[EXERCISE GOAL] Would you set down the data that follows, word for word, without any pictures?
####
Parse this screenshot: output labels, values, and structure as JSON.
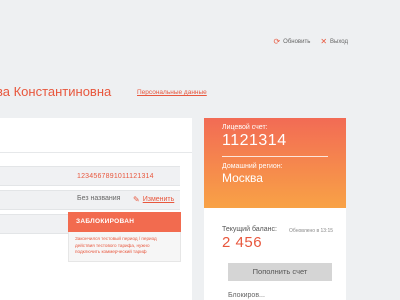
{
  "header": {
    "refresh_label": "Обновить",
    "logout_label": "Выход",
    "refresh_icon": "refresh-icon",
    "close_icon": "close-icon"
  },
  "user": {
    "name": "ва Константиновна",
    "personal_data_link": "Персональные данные"
  },
  "plan": {
    "account_number": "1234567891011121314",
    "plan_name": "Без названия",
    "edit_label": "Изменить",
    "status": "ЗАБЛОКИРОВАН",
    "status_note": "Закончился тестовый период / период действия тестового тарифа, нужно подключить коммерческий тариф"
  },
  "account": {
    "account_label": "Лицевой счет:",
    "account_value": "1121314",
    "region_label": "Домашний регион:",
    "region_value": "Москва"
  },
  "balance": {
    "label": "Текущий баланс:",
    "updated": "Обновлено в 13:15",
    "value": "2 456",
    "topup_button": "Пополнить счет",
    "cut_text": "Блокиров..."
  },
  "colors": {
    "accent": "#e8573d",
    "gradient_top": "#f26b55",
    "gradient_bottom": "#f8a246",
    "background": "#eef0f2"
  }
}
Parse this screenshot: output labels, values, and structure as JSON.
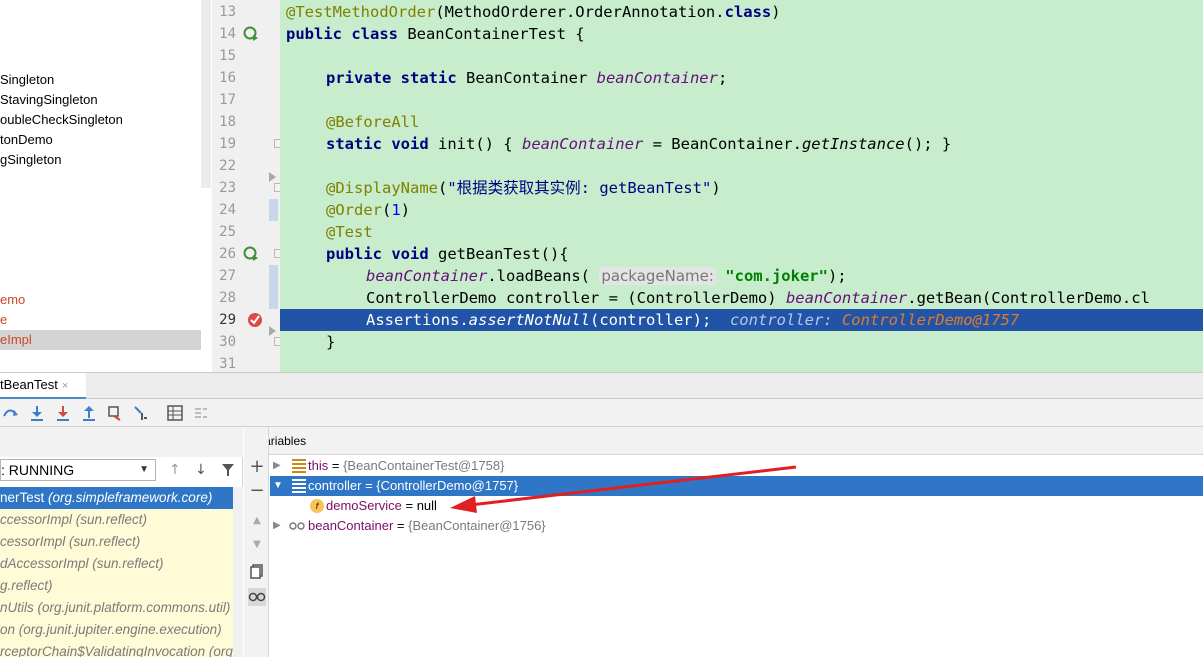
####
[TASK SOLUTION]
Parse this screenshot: output labels, values, and structure as JSON.
{
  "header": {
    "refresh_label": "Обновить",
    "logout_label": "Выход",
    "refresh_icon": "refresh-icon",
    "close_icon": "close-icon"
  },
  "user": {
    "name": "ва Константиновна",
    "personal_data_link": "Персональные данные"
  },
  "plan": {
    "account_number": "1234567891011121314",
    "plan_name": "Без названия",
    "edit_label": "Изменить",
    "status": "ЗАБЛОКИРОВАН",
    "status_note": "Закончился тестовый период / период действия тестового тарифа, нужно подключить коммерческий тариф"
  },
  "account": {
    "account_label": "Лицевой счет:",
    "account_value": "1121314",
    "region_label": "Домашний регион:",
    "region_value": "Москва"
  },
  "balance": {
    "label": "Текущий баланс:",
    "updated": "Обновлено в 13:15",
    "value": "2 456",
    "topup_button": "Пополнить счет",
    "cut_text": "Блокиров..."
  },
  "colors": {
    "accent": "#e8573d",
    "gradient_top": "#f26b55",
    "gradient_bottom": "#f8a246",
    "background": "#eef0f2"
  }
}
Parse this screenshot: output labels, values, and structure as JSON.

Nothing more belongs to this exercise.